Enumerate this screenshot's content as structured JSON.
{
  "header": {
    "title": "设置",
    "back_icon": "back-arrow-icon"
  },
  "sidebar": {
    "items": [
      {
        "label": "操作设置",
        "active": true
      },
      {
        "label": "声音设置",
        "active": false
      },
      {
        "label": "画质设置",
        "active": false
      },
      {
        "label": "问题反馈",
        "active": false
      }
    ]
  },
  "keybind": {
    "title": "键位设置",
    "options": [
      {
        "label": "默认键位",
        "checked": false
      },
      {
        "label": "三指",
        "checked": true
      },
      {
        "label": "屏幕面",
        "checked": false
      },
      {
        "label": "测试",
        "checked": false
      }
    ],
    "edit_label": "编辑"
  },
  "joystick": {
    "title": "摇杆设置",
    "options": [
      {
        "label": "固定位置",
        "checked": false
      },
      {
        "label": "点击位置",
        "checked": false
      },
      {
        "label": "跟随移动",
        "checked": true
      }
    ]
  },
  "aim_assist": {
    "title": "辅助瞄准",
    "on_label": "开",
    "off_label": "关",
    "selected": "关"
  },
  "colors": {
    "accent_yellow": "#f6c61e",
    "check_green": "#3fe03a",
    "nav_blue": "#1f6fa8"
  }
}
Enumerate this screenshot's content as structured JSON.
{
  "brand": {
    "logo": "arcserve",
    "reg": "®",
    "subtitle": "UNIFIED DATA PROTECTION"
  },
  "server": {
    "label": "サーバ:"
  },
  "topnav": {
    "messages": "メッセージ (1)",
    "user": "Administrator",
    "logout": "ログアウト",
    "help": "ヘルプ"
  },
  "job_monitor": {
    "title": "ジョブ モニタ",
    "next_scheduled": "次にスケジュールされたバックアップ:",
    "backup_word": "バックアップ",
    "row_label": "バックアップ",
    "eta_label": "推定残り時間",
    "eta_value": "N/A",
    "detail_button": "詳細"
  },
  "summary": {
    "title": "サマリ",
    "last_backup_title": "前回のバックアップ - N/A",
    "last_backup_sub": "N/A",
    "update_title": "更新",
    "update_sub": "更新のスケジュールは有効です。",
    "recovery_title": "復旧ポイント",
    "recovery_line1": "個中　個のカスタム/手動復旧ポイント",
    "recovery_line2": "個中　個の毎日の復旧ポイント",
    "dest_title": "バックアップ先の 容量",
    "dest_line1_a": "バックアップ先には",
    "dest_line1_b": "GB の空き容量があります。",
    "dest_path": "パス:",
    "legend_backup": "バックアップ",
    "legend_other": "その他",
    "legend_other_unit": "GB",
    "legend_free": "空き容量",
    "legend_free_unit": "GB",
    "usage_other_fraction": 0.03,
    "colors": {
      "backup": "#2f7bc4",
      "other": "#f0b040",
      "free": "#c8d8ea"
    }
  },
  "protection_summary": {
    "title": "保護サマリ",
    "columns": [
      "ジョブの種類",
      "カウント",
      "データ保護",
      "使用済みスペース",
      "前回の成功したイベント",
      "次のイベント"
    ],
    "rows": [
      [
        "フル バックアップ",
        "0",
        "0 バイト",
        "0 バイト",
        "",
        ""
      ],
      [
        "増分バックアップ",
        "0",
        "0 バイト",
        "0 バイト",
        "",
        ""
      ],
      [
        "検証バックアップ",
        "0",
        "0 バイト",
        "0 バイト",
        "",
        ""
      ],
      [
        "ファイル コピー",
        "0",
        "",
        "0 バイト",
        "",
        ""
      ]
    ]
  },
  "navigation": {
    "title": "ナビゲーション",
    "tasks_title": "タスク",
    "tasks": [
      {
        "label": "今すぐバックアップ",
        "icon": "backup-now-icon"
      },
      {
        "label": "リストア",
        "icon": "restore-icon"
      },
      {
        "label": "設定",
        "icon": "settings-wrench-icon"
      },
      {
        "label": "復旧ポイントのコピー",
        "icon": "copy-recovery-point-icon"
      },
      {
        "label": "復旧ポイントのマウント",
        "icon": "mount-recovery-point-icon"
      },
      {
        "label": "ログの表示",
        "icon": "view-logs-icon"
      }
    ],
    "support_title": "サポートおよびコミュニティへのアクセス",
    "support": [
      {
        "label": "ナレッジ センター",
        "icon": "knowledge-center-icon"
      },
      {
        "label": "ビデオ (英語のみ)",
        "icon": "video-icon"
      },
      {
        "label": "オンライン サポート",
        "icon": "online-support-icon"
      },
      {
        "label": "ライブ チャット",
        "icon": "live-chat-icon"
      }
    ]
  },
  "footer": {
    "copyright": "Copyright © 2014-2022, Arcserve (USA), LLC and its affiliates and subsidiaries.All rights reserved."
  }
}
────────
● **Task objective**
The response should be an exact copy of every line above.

● **Result below**
Enumerate this screenshot's content as structured JSON.
{
  "header": {
    "title": "设置",
    "back_icon": "back-arrow-icon"
  },
  "sidebar": {
    "items": [
      {
        "label": "操作设置",
        "active": true
      },
      {
        "label": "声音设置",
        "active": false
      },
      {
        "label": "画质设置",
        "active": false
      },
      {
        "label": "问题反馈",
        "active": false
      }
    ]
  },
  "keybind": {
    "title": "键位设置",
    "options": [
      {
        "label": "默认键位",
        "checked": false
      },
      {
        "label": "三指",
        "checked": true
      },
      {
        "label": "屏幕面",
        "checked": false
      },
      {
        "label": "测试",
        "checked": false
      }
    ],
    "edit_label": "编辑"
  },
  "joystick": {
    "title": "摇杆设置",
    "options": [
      {
        "label": "固定位置",
        "checked": false
      },
      {
        "label": "点击位置",
        "checked": false
      },
      {
        "label": "跟随移动",
        "checked": true
      }
    ]
  },
  "aim_assist": {
    "title": "辅助瞄准",
    "on_label": "开",
    "off_label": "关",
    "selected": "关"
  },
  "colors": {
    "accent_yellow": "#f6c61e",
    "check_green": "#3fe03a",
    "nav_blue": "#1f6fa8"
  }
}
Enumerate this screenshot's content as structured JSON.
{
  "brand": {
    "logo": "arcserve",
    "reg": "®",
    "subtitle": "UNIFIED DATA PROTECTION"
  },
  "server": {
    "label": "サーバ:"
  },
  "topnav": {
    "messages": "メッセージ (1)",
    "user": "Administrator",
    "logout": "ログアウト",
    "help": "ヘルプ"
  },
  "job_monitor": {
    "title": "ジョブ モニタ",
    "next_scheduled": "次にスケジュールされたバックアップ:",
    "backup_word": "バックアップ",
    "row_label": "バックアップ",
    "eta_label": "推定残り時間",
    "eta_value": "N/A",
    "detail_button": "詳細"
  },
  "summary": {
    "title": "サマリ",
    "last_backup_title": "前回のバックアップ - N/A",
    "last_backup_sub": "N/A",
    "update_title": "更新",
    "update_sub": "更新のスケジュールは有効です。",
    "recovery_title": "復旧ポイント",
    "recovery_line1": "個中　個のカスタム/手動復旧ポイント",
    "recovery_line2": "個中　個の毎日の復旧ポイント",
    "dest_title": "バックアップ先の 容量",
    "dest_line1_a": "バックアップ先には",
    "dest_line1_b": "GB の空き容量があります。",
    "dest_path": "パス:",
    "legend_backup": "バックアップ",
    "legend_other": "その他",
    "legend_other_unit": "GB",
    "legend_free": "空き容量",
    "legend_free_unit": "GB",
    "usage_other_fraction": 0.03,
    "colors": {
      "backup": "#2f7bc4",
      "other": "#f0b040",
      "free": "#c8d8ea"
    }
  },
  "protection_summary": {
    "title": "保護サマリ",
    "columns": [
      "ジョブの種類",
      "カウント",
      "データ保護",
      "使用済みスペース",
      "前回の成功したイベント",
      "次のイベント"
    ],
    "rows": [
      [
        "フル バックアップ",
        "0",
        "0 バイト",
        "0 バイト",
        "",
        ""
      ],
      [
        "増分バックアップ",
        "0",
        "0 バイト",
        "0 バイト",
        "",
        ""
      ],
      [
        "検証バックアップ",
        "0",
        "0 バイト",
        "0 バイト",
        "",
        ""
      ],
      [
        "ファイル コピー",
        "0",
        "",
        "0 バイト",
        "",
        ""
      ]
    ]
  },
  "navigation": {
    "title": "ナビゲーション",
    "tasks_title": "タスク",
    "tasks": [
      {
        "label": "今すぐバックアップ",
        "icon": "backup-now-icon"
      },
      {
        "label": "リストア",
        "icon": "restore-icon"
      },
      {
        "label": "設定",
        "icon": "settings-wrench-icon"
      },
      {
        "label": "復旧ポイントのコピー",
        "icon": "copy-recovery-point-icon"
      },
      {
        "label": "復旧ポイントのマウント",
        "icon": "mount-recovery-point-icon"
      },
      {
        "label": "ログの表示",
        "icon": "view-logs-icon"
      }
    ],
    "support_title": "サポートおよびコミュニティへのアクセス",
    "support": [
      {
        "label": "ナレッジ センター",
        "icon": "knowledge-center-icon"
      },
      {
        "label": "ビデオ (英語のみ)",
        "icon": "video-icon"
      },
      {
        "label": "オンライン サポート",
        "icon": "online-support-icon"
      },
      {
        "label": "ライブ チャット",
        "icon": "live-chat-icon"
      }
    ]
  },
  "footer": {
    "copyright": "Copyright © 2014-2022, Arcserve (USA), LLC and its affiliates and subsidiaries.All rights reserved."
  }
}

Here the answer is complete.